"""

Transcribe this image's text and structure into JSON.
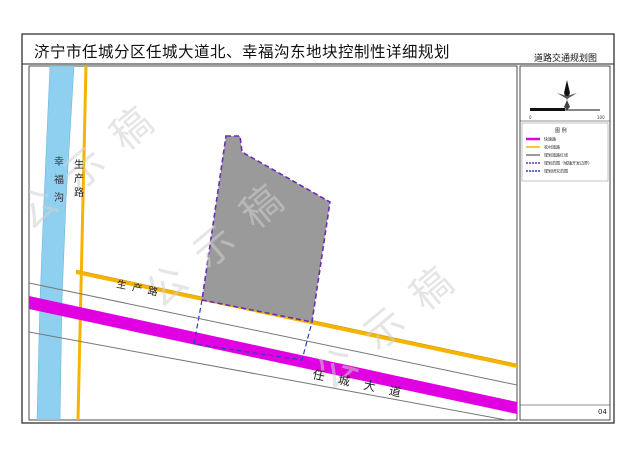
{
  "map": {
    "title": "济宁市任城分区任城大道北、幸福沟东地块控制性详细规划",
    "subtitle": "道路交通规划图",
    "page_number": "04",
    "watermark": "公示稿",
    "roads": {
      "river_label": "幸福沟",
      "shengchan_vertical": "生产路",
      "shengchan_horizontal": "生产路",
      "rencheng_avenue": "任城大道"
    },
    "scale_bar": {
      "labels": [
        "0",
        "100"
      ]
    },
    "legend": {
      "title": "图  例",
      "items": [
        {
          "label": "快速路",
          "color": "#e100e1"
        },
        {
          "label": "农村道路",
          "color": "#f5b400"
        },
        {
          "label": "规划道路红线",
          "color": "#777777"
        },
        {
          "label": "规划范围（城镇开发边界）",
          "color": "#6a2fb0"
        },
        {
          "label": "规划研究范围",
          "color": "#2d3fb6"
        }
      ]
    },
    "colors": {
      "expressway": "#e100e1",
      "rural_road": "#f5b400",
      "river": "#8fd0f0",
      "parcel": "#9a9a9a",
      "boundary": "#6a2fb0",
      "study_boundary": "#2d3fb6"
    }
  }
}
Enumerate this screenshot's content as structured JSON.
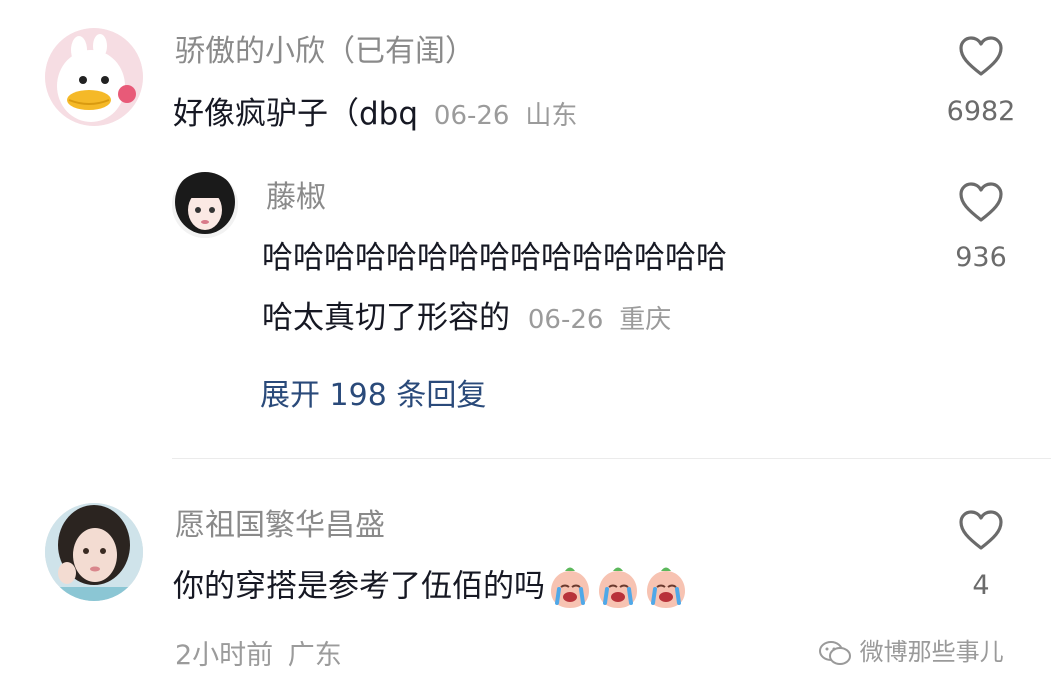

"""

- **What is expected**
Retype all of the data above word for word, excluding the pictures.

- **Output for this exercise**
Transcribe this image's text and structure into JSON.
{
  "map": {
    "title": "济宁市任城分区任城大道北、幸福沟东地块控制性详细规划",
    "subtitle": "道路交通规划图",
    "page_number": "04",
    "watermark": "公示稿",
    "roads": {
      "river_label": "幸福沟",
      "shengchan_vertical": "生产路",
      "shengchan_horizontal": "生产路",
      "rencheng_avenue": "任城大道"
    },
    "scale_bar": {
      "labels": [
        "0",
        "100"
      ]
    },
    "legend": {
      "title": "图  例",
      "items": [
        {
          "label": "快速路",
          "color": "#e100e1"
        },
        {
          "label": "农村道路",
          "color": "#f5b400"
        },
        {
          "label": "规划道路红线",
          "color": "#777777"
        },
        {
          "label": "规划范围（城镇开发边界）",
          "color": "#6a2fb0"
        },
        {
          "label": "规划研究范围",
          "color": "#2d3fb6"
        }
      ]
    },
    "colors": {
      "expressway": "#e100e1",
      "rural_road": "#f5b400",
      "river": "#8fd0f0",
      "parcel": "#9a9a9a",
      "boundary": "#6a2fb0",
      "study_boundary": "#2d3fb6"
    }
  }
}
Enumerate this screenshot's content as structured JSON.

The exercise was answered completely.